**WHAT TO PRODUCE:**
Scan the data below and work out how many of its lines contain the word "link". Give only that number.
---- RECORDS TO PROCESS
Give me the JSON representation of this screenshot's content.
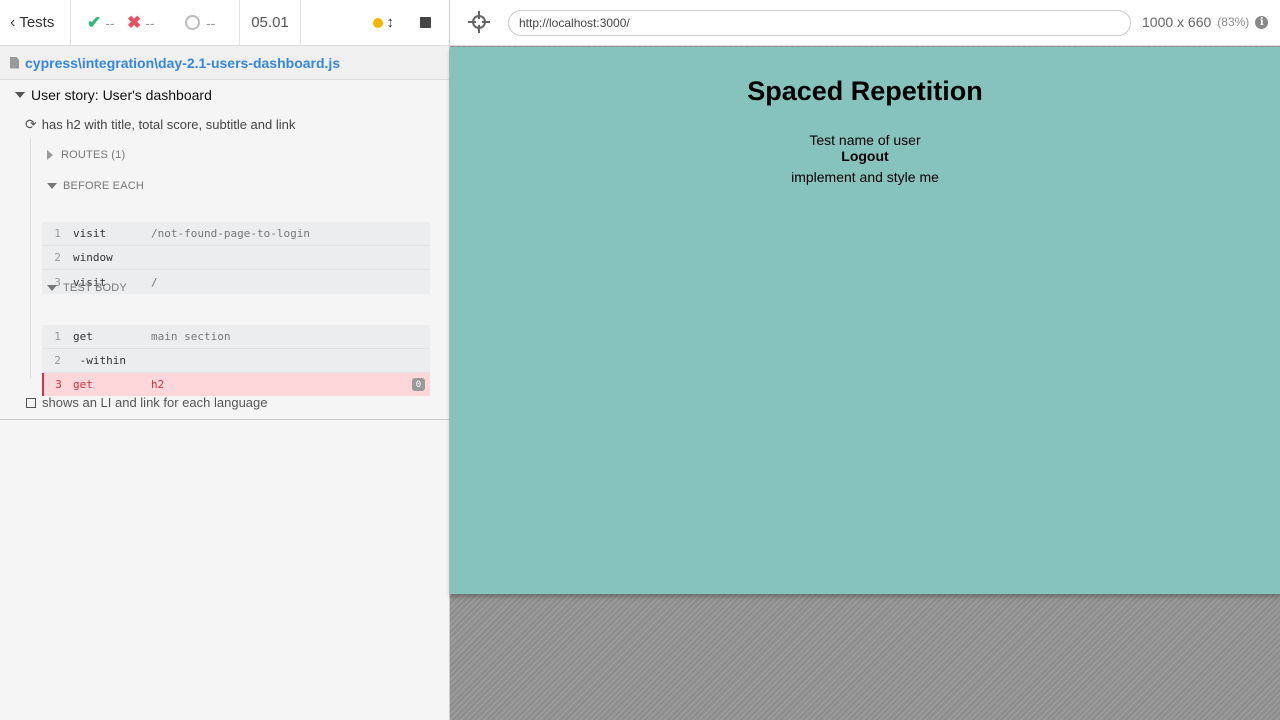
{
  "reporter": {
    "tests_label": "Tests",
    "passed": "--",
    "failed": "--",
    "pending": "--",
    "duration": "05.01",
    "spec_path": "cypress\\integration\\day-2.1-users-dashboard.js",
    "suite_title": "User story: User's dashboard",
    "test1_title": "has h2 with title, total score, subtitle and link",
    "routes_label": "ROUTES (1)",
    "before_each_label": "BEFORE EACH",
    "test_body_label": "TEST BODY",
    "before_each_cmds": [
      {
        "num": "1",
        "name": "visit",
        "msg": "/not-found-page-to-login"
      },
      {
        "num": "2",
        "name": "window",
        "msg": ""
      },
      {
        "num": "3",
        "name": "visit",
        "msg": "/"
      }
    ],
    "test_body_cmds": [
      {
        "num": "1",
        "name": "get",
        "msg": "main section"
      },
      {
        "num": "2",
        "name": " -within",
        "msg": ""
      },
      {
        "num": "3",
        "name": "get",
        "msg": "h2",
        "badge": "0"
      }
    ],
    "test2_title": "shows an LI and link for each language"
  },
  "aut": {
    "url": "http://localhost:3000/",
    "viewport": "1000 x 660",
    "scale": "(83%)",
    "app": {
      "title": "Spaced Repetition",
      "user_name": "Test name of user",
      "logout": "Logout",
      "placeholder": "implement and style me"
    }
  },
  "colors": {
    "app_bg": "#87c3bd",
    "pass": "#2eb872",
    "fail": "#e94f5f",
    "running": "#f5b500",
    "link": "#3486e3"
  }
}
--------
**OUTPUT FOR THIS EXERCISE:**
3